— Entries supplied —
+--
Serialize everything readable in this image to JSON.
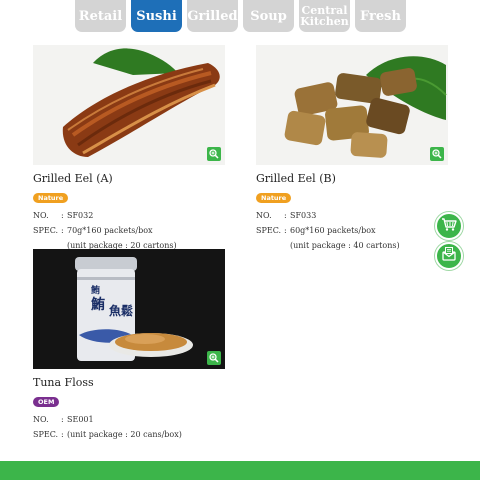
{
  "tabs": [
    {
      "label": "Retail",
      "active": false
    },
    {
      "label": "Sushi",
      "active": true
    },
    {
      "label": "Grilled",
      "active": false
    },
    {
      "label": "Soup",
      "active": false
    },
    {
      "label": "Central Kitchen",
      "active": false
    },
    {
      "label": "Fresh",
      "active": false
    }
  ],
  "products": [
    {
      "name": "Grilled Eel (A)",
      "badge": "Nature",
      "no_label": "NO.",
      "no_value": "SF032",
      "spec_label": "SPEC.",
      "spec_value": "70g*160 packets/box",
      "spec_extra": "(unit package : 20 cartons)"
    },
    {
      "name": "Grilled Eel (B)",
      "badge": "Nature",
      "no_label": "NO.",
      "no_value": "SF033",
      "spec_label": "SPEC.",
      "spec_value": "60g*160 packets/box",
      "spec_extra": "(unit package : 40 cartons)"
    },
    {
      "name": "Tuna Floss",
      "badge": "OEM",
      "no_label": "NO.",
      "no_value": "SE001",
      "spec_label": "SPEC.",
      "spec_value": "(unit package : 20 cans/box)"
    }
  ],
  "colors": {
    "accent_green": "#3cb54a",
    "tab_active": "#1e6fb8",
    "tab_inactive": "#d4d4d4",
    "badge_nature": "#f0a020",
    "badge_oem": "#7a2f8f"
  },
  "icons": {
    "zoom": "zoom-in-icon",
    "cart": "cart-icon",
    "mail": "mail-icon"
  }
}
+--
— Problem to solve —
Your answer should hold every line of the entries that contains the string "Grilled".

— Solution for this exercise —
      "label": "Grilled",
      "name": "Grilled Eel (A)",
      "name": "Grilled Eel (B)",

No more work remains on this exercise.